  10. ^ Ehrenberg CG (1835). Dritter Beitrag zur Erkenntniss grosser Organisation in der Richtung des kleinsten Raumes [Third contribution to the knowledge of great organization in the direction of the smallest space] (in German). Berlin: Physikalische Abhandlungen der Koeniglichen Akademie der Wissenschaften. pp. 143–336.
  11. ^ "Pasteur's Papers on the Germ Theory". LSU Law Center's Medical and Public Health Law Site, Historic Public Health Articles. Archived from the original on 18 December 2006. Retrieved 23 November 2006.
  12. ^ 'Wash your hands' was once controversial medical advice, National Geographic.
  13. ^ Lakhtakia, R. (February 2014). "The Legacy of Robert Koch". Sultan Qaboos University Medical Journal. 14 (1): e37–41. PMC 3916274. PMID 24516751.
  14. ^ a b c Kreuder‐Sonnen, Katharina (2016). "History of Bacteriology". eLS. Wiley. pp. 1–11. doi:10.1002/9780470015902.a0003073.pub2. ISBN 9780470015902.
  15. ^ a b c Baron, S. (1996). "Introduction to Bacteriology". In Baron, S. (ed.). Medical Microbiology (4th ed.). University of Texas Medical Branch at Galveston. ISBN 0-9631172-1-1. PMID 21413299. NBK8120.
  16. ^ a b c "Bacteriology". Encyclopædia Britannica.
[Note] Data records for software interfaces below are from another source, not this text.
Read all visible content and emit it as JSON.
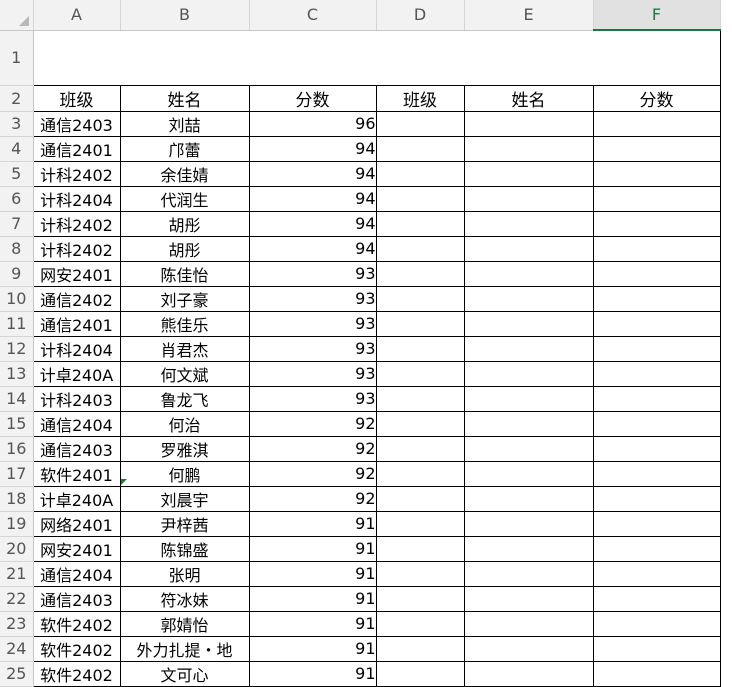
{
  "columns": [
    "A",
    "B",
    "C",
    "D",
    "E",
    "F"
  ],
  "row_numbers": [
    "1",
    "2",
    "3",
    "4",
    "5",
    "6",
    "7",
    "8",
    "9",
    "10",
    "11",
    "12",
    "13",
    "14",
    "15",
    "16",
    "17",
    "18",
    "19",
    "20",
    "21",
    "22",
    "23",
    "24",
    "25"
  ],
  "headers": {
    "class1": "班级",
    "name1": "姓名",
    "score1": "分数",
    "class2": "班级",
    "name2": "姓名",
    "score2": "分数"
  },
  "rows": [
    {
      "cls": "通信2403",
      "name": "刘喆",
      "score": "96"
    },
    {
      "cls": "通信2401",
      "name": "邝蕾",
      "score": "94"
    },
    {
      "cls": "计科2402",
      "name": "余佳婧",
      "score": "94"
    },
    {
      "cls": "计科2404",
      "name": "代润生",
      "score": "94"
    },
    {
      "cls": "计科2402",
      "name": "胡彤",
      "score": "94"
    },
    {
      "cls": "计科2402",
      "name": "胡彤",
      "score": "94"
    },
    {
      "cls": "网安2401",
      "name": "陈佳怡",
      "score": "93"
    },
    {
      "cls": "通信2402",
      "name": "刘子豪",
      "score": "93"
    },
    {
      "cls": "通信2401",
      "name": "熊佳乐",
      "score": "93"
    },
    {
      "cls": "计科2404",
      "name": "肖君杰",
      "score": "93"
    },
    {
      "cls": "计卓240A",
      "name": "何文斌",
      "score": "93"
    },
    {
      "cls": "计科2403",
      "name": "鲁龙飞",
      "score": "93"
    },
    {
      "cls": "通信2404",
      "name": "何治",
      "score": "92"
    },
    {
      "cls": "通信2403",
      "name": "罗雅淇",
      "score": "92"
    },
    {
      "cls": "软件2401",
      "name": "何鹏",
      "score": "92"
    },
    {
      "cls": "计卓240A",
      "name": "刘晨宇",
      "score": "92"
    },
    {
      "cls": "网络2401",
      "name": "尹梓茜",
      "score": "91"
    },
    {
      "cls": "网安2401",
      "name": "陈锦盛",
      "score": "91"
    },
    {
      "cls": "通信2404",
      "name": "张明",
      "score": "91"
    },
    {
      "cls": "通信2403",
      "name": "符冰妹",
      "score": "91"
    },
    {
      "cls": "软件2402",
      "name": "郭婧怡",
      "score": "91"
    },
    {
      "cls": "软件2402",
      "name": "外力扎提・地",
      "score": "91"
    },
    {
      "cls": "软件2402",
      "name": "文可心",
      "score": "91"
    }
  ],
  "selected_column": "F",
  "colors": {
    "accent": "#217346",
    "header_bg": "#f2f2f2",
    "grid": "#000000"
  }
}
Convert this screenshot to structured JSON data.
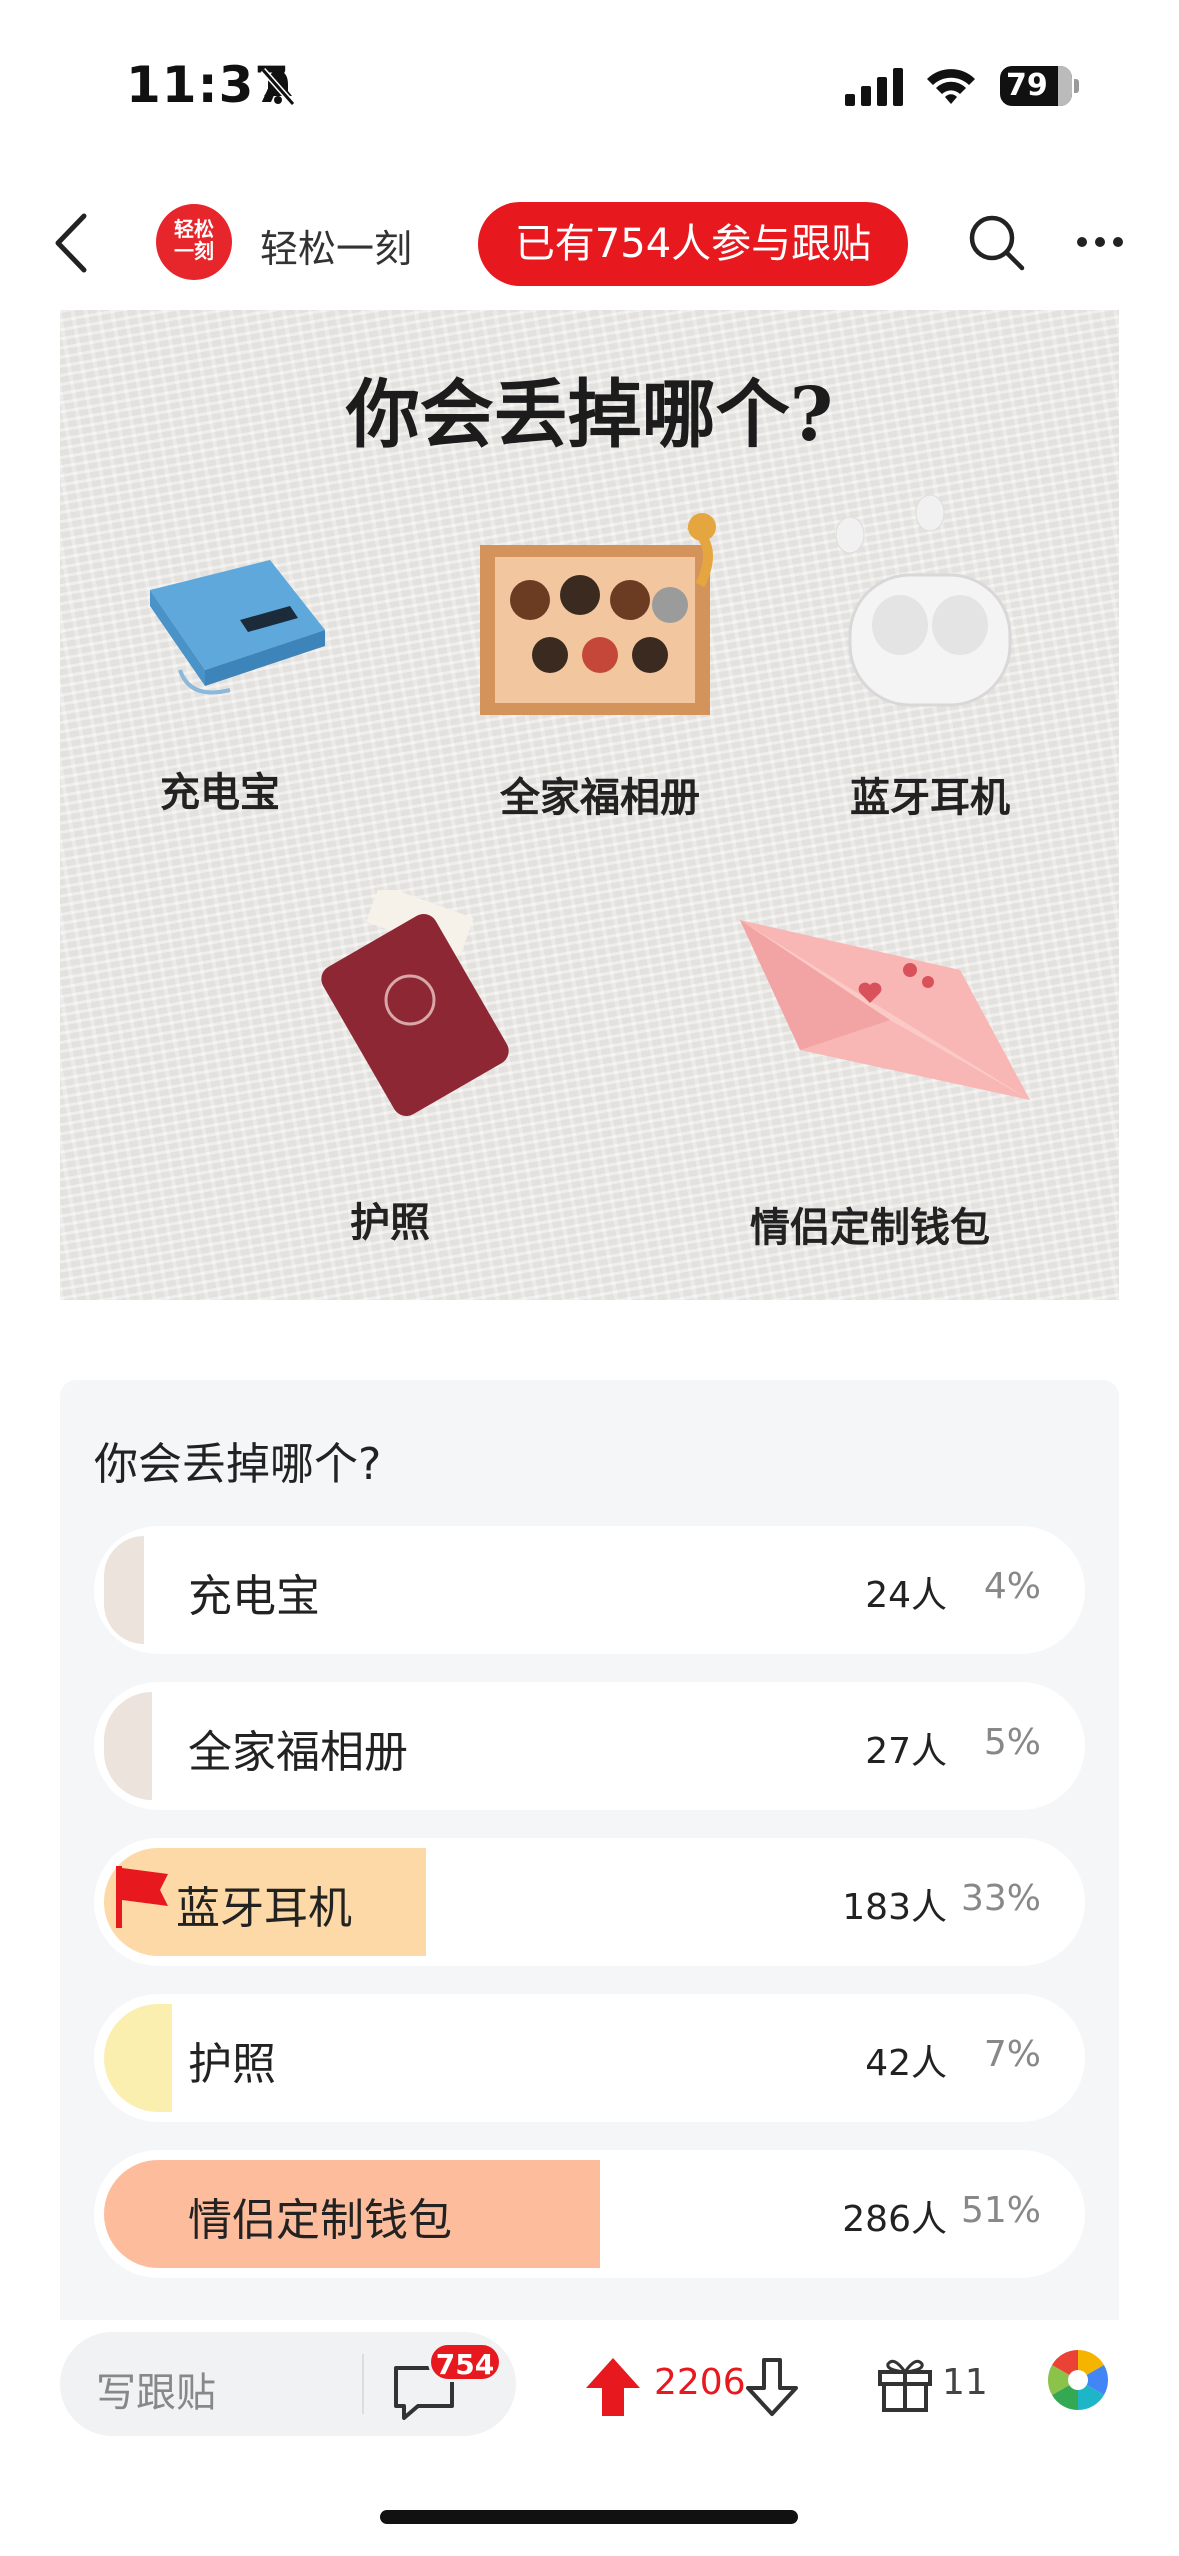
{
  "status_bar": {
    "time": "11:37",
    "battery": "79"
  },
  "header": {
    "avatar_text_line1": "轻松",
    "avatar_text_line2": "一刻",
    "channel_name": "轻松一刻",
    "join_pill": "已有754人参与跟贴"
  },
  "poster": {
    "title": "你会丢掉哪个?",
    "items": [
      {
        "label": "充电宝",
        "icon": "power-bank"
      },
      {
        "label": "全家福相册",
        "icon": "family-photo"
      },
      {
        "label": "蓝牙耳机",
        "icon": "earbuds"
      },
      {
        "label": "护照",
        "icon": "passport"
      },
      {
        "label": "情侣定制钱包",
        "icon": "love-envelope"
      }
    ]
  },
  "poll": {
    "title": "你会丢掉哪个?",
    "options": [
      {
        "label": "充电宝",
        "count": "24人",
        "percent": "4%",
        "fraction": 0.04,
        "color": "#ece3dd"
      },
      {
        "label": "全家福相册",
        "count": "27人",
        "percent": "5%",
        "fraction": 0.05,
        "color": "#ece3dd"
      },
      {
        "label": "蓝牙耳机",
        "count": "183人",
        "percent": "33%",
        "fraction": 0.33,
        "color": "#fcd9a6",
        "selected": true
      },
      {
        "label": "护照",
        "count": "42人",
        "percent": "7%",
        "fraction": 0.07,
        "color": "#fbefb0"
      },
      {
        "label": "情侣定制钱包",
        "count": "286人",
        "percent": "51%",
        "fraction": 0.51,
        "color": "#fdbd9d"
      }
    ]
  },
  "bottom_bar": {
    "comment_placeholder": "写跟贴",
    "comment_badge": "754",
    "upvotes": "2206",
    "gifts": "11"
  },
  "colors": {
    "accent": "#e8181f"
  }
}
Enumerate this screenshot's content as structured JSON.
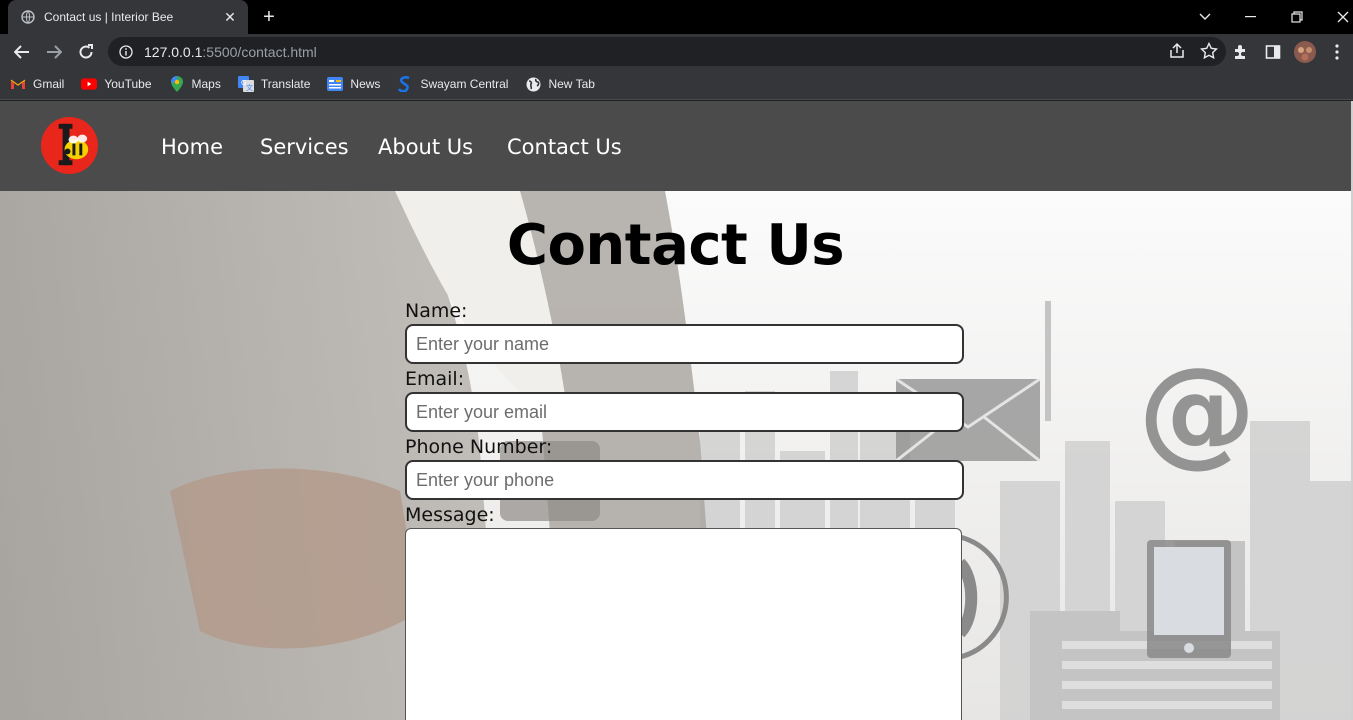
{
  "browser": {
    "tab_title": "Contact us | Interior Bee",
    "url_host": "127.0.0.1",
    "url_path": ":5500/contact.html",
    "bookmarks": [
      {
        "label": "Gmail",
        "icon": "gmail-icon"
      },
      {
        "label": "YouTube",
        "icon": "youtube-icon"
      },
      {
        "label": "Maps",
        "icon": "maps-icon"
      },
      {
        "label": "Translate",
        "icon": "translate-icon"
      },
      {
        "label": "News",
        "icon": "news-icon"
      },
      {
        "label": "Swayam Central",
        "icon": "swayam-icon"
      },
      {
        "label": "New Tab",
        "icon": "globe-icon"
      }
    ]
  },
  "site": {
    "nav": [
      "Home",
      "Services",
      "About Us",
      "Contact Us"
    ],
    "title": "Contact Us",
    "form": {
      "name_label": "Name:",
      "name_placeholder": "Enter your name",
      "email_label": "Email:",
      "email_placeholder": "Enter your email",
      "phone_label": "Phone Number:",
      "phone_placeholder": "Enter your phone",
      "message_label": "Message:"
    }
  },
  "colors": {
    "chrome_dark": "#35363a",
    "site_nav": "#4b4b4b",
    "logo_red": "#e8261c"
  }
}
Encyclopædia Britannica, Inc. 7 September 2010. Retrieved 22 November 2017.
  17. ^ "The Nobel Prize in Physiology or Medicine 1905". Archived from the original on 10 December 2006. Retrieved 22 November 2006.
  18. ^ O'Brien SJ, Goedert JJ (October 1996). "HIV causes AIDS: Koch's postulates fulfilled". Current Opinion in Immunology. 8 (5): 613–18. doi:10.1016/S0952-7915(96)80075-6. PMID 8902385.
  19. ^ Chung K. "Ferdinand Julius Cohn (1828–1898): Pioneer of Bacteriology" (PDF). Department of Microbiology and Molecular Cell Sciences, The University of Memphis. Archived (PDF) from the original on 27 July 2011.
  20. ^ Drews, Gerhart (1999). "Ferdinand Cohn, a founder of modern microbiology" (PDF). ASM News. 65 (8): 547–52. Archived from the original (PDF) on 13 July 2017.
  21. ^ Thurston AJ (December 2000). "Of blood, inflammation and gunshot wounds: the history of the control of sepsis". The Australian and New Zealand Journal of Surgery. 70 (12): 855–61. doi:10.1046/j.1440-1622.2000.01983.x. PMID 11167573.
  22. ^ Schwartz RS (March 2004). "Paul Ehrlich's magic bullets". The New England Journal of Medicine. 350 (11): 1079–80. doi:10.1056/NEJMp048021. PMID 15014180.
  23. ^ "Biography of Paul Ehrlich". Archived from the original on 28 November 2006. Retrieved 26 November 2006.
  24. ^ Woese CR, Fox GE (November 1977). "Phylogenetic structure of the prokaryotic domain: the primary kingdoms". Proceedings of the National Academy of Sciences of the United States of America. 74 (11): 5088–90. Bibcode:1977PNAS...74.5088W. doi:10.1073/pnas.74.11.5088. PMC 432104. PMID 270744.
  25. ^ Hall 2008, p. 145.


Further reading